The House of Representatives finally got new speaker when Representative Paul Ryan (R-WI) was officially elected on Thursday afternoon. After negotiating his way to the top, Speaker Ryan can rest easy in his new position.

Well, not really.  Even though Ryan was elected to the office of Speaker, he’s got a lot of work to do to unite the GOP.

Ryan tried to ease tensions before the official vote as he sought to secure votes from his party’s less enthusiastic factions. The record of votes indicates that this did not end up being the case. Instead of a unanimous GOP show for Ryan, nine congressmen voted for Rep. Daniel Webster (R-FL), who was a constant player in the race for Speaker. In the end, however, a substantial amount of conservatives ended up voting for him, considering he took 236 votes, beating out Rep. Nancy Pelosi’s (D-CA) 184.

It is now his stated goal to continue to unite these factions into a Republican powerhouse. Upon receiving the nomination for Speaker on Wednesday, Ryan said to his fellow Republicans: “Tomorrow, we are turning the page…We are not going to have a House that looks like it’s looked the last few years. . . . Our party lost its vision, and we are going to replace it with a vision.”

Ryan’s statement came moments before the House voted to approve exiting Speaker John Boehner’s budget deal, which will raise federal spending by $80 million and raise the borrowing limit through 2017. Boehner’s bill, which was negotiated with leading Democrats, passed with primarily Democratic votes and Republicans who sought to increase defense spending.

Ryan, who is known for his financial savvy as the chairman of the Ways and Means committee, said that the process that Boehner used “stinks,” but he ultimately endorsed the deal on Thursday.  For Ryan personally, this deal will be helpful because it essentially neutralizes most financial concerns for his first two years as Speaker.

But this begs the question: what will Ryan actually do as Speaker?

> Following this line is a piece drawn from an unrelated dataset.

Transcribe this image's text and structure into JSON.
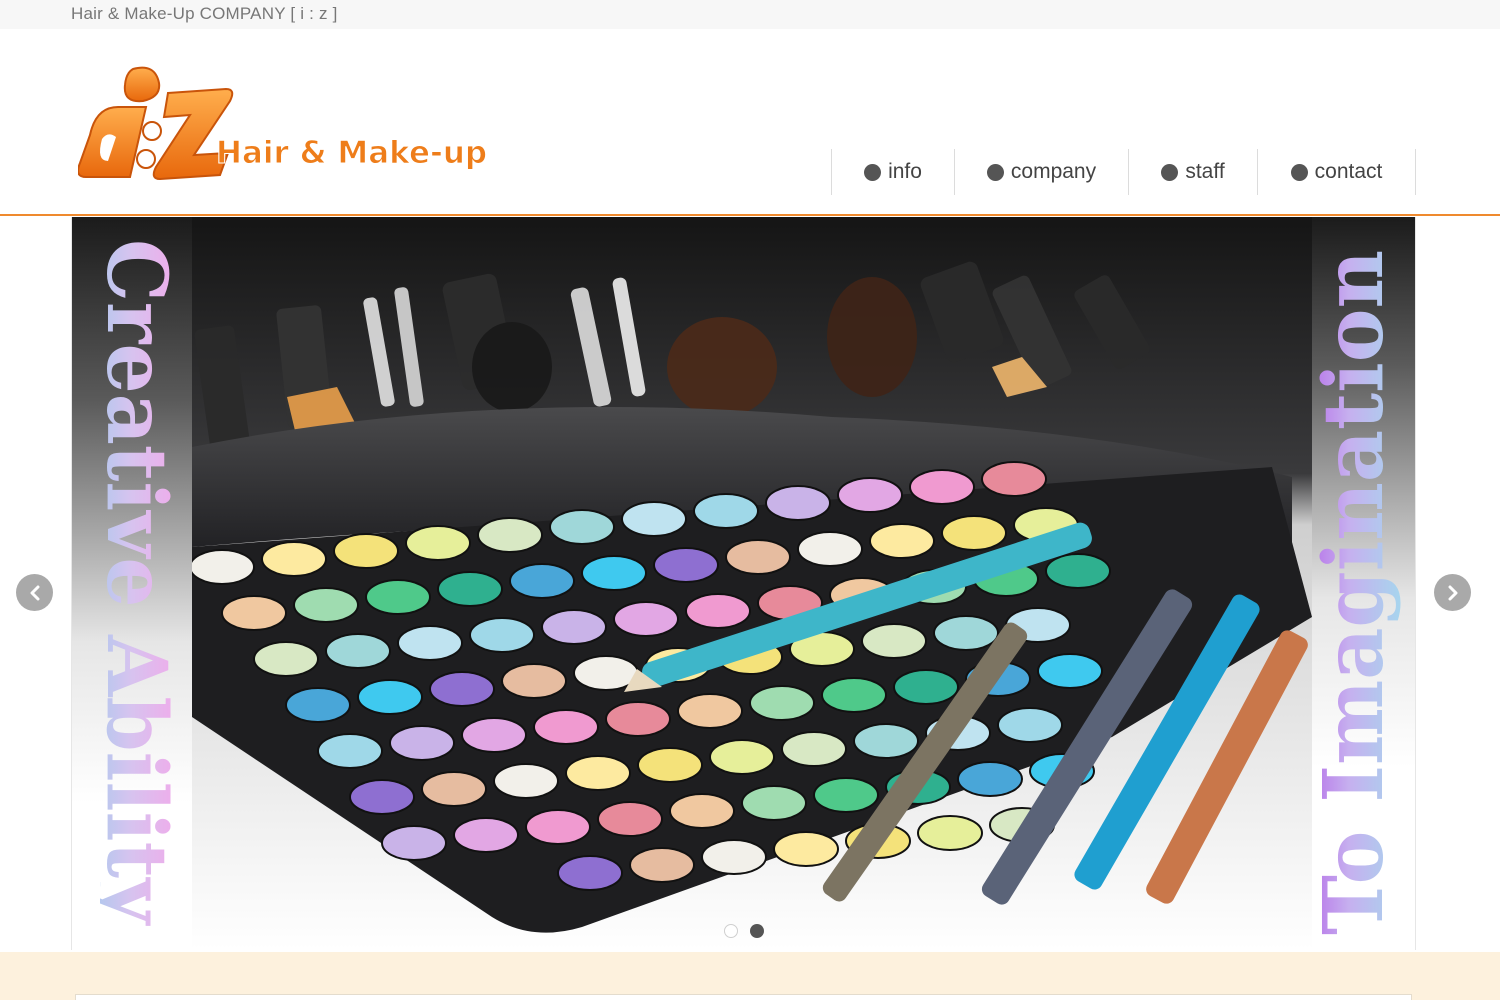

Practically speaking, Ryan has promised to avoid an immigration overhaul and any emergency solutions. Politically speaking, Matt Lewis at the Daily Caller called him the “most conservative speaker in history.” To support this claim, Lewis argues for Ryan’s “age, communications skills, and well-earned reputation as a policy wonk” and says Ryan “could use this perch [as Speaker] to present conservatism as a proactive philosophy — not just a reaction to Obama’s presidency.”

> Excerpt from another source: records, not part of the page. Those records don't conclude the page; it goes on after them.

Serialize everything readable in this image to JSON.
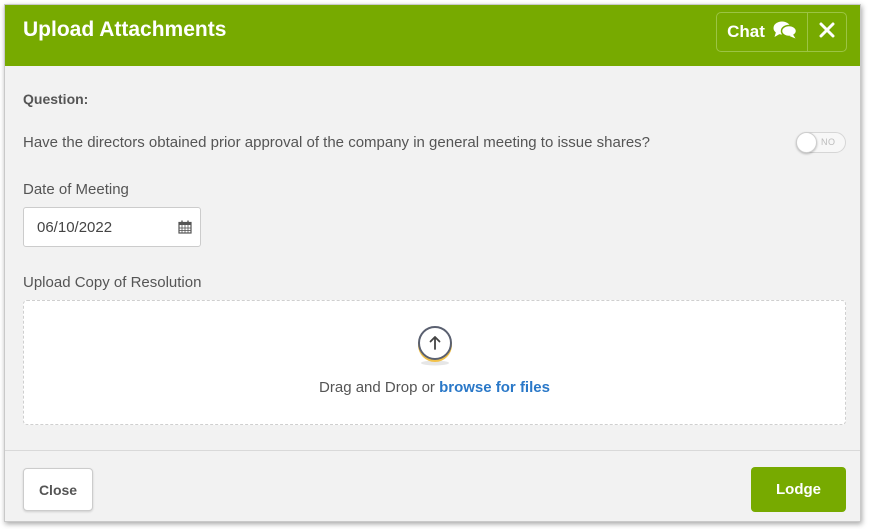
{
  "header": {
    "title": "Upload Attachments",
    "chat_label": "Chat",
    "chat_icon": "chat-bubbles-icon",
    "close_icon": "close-icon"
  },
  "question": {
    "label": "Question:",
    "text": "Have the directors obtained prior approval of the company in general meeting to issue shares?",
    "toggle_state": "NO"
  },
  "date_of_meeting": {
    "label": "Date of Meeting",
    "value": "06/10/2022",
    "icon": "calendar-icon"
  },
  "upload": {
    "label": "Upload Copy of Resolution",
    "drop_text": "Drag and Drop or ",
    "browse_text": "browse for files",
    "icon": "upload-arrow-icon"
  },
  "footer": {
    "close_label": "Close",
    "lodge_label": "Lodge"
  },
  "colors": {
    "brand_green": "#77aa00",
    "link_blue": "#2a78c8"
  }
}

In stark contrast, Ben Shapiro at the Daily Wire sees Ryan’s conservatism in a different light:

Ryan’s conservative credentials, by contrast, are based on two criteria: his confrontation with President Obama at the White House over Obamacare, and his staunch stands on entitlement reform. Commitment to entitlement reform is important, but it’s also shared by every Republican in the House; opposing Obamacare articulately was wonderful, but Ben Carson did that too, and he’s not Speaker of the House.

Does Paul Ryan stand out? Is he a true conservative, or just another establishment RINO?

We’ll have to wait and see, but I wouldn’t jump on the Speaker Paul Ryan bandwagon just yet. He’s going to have to go a few rounds with the president and the Senate first.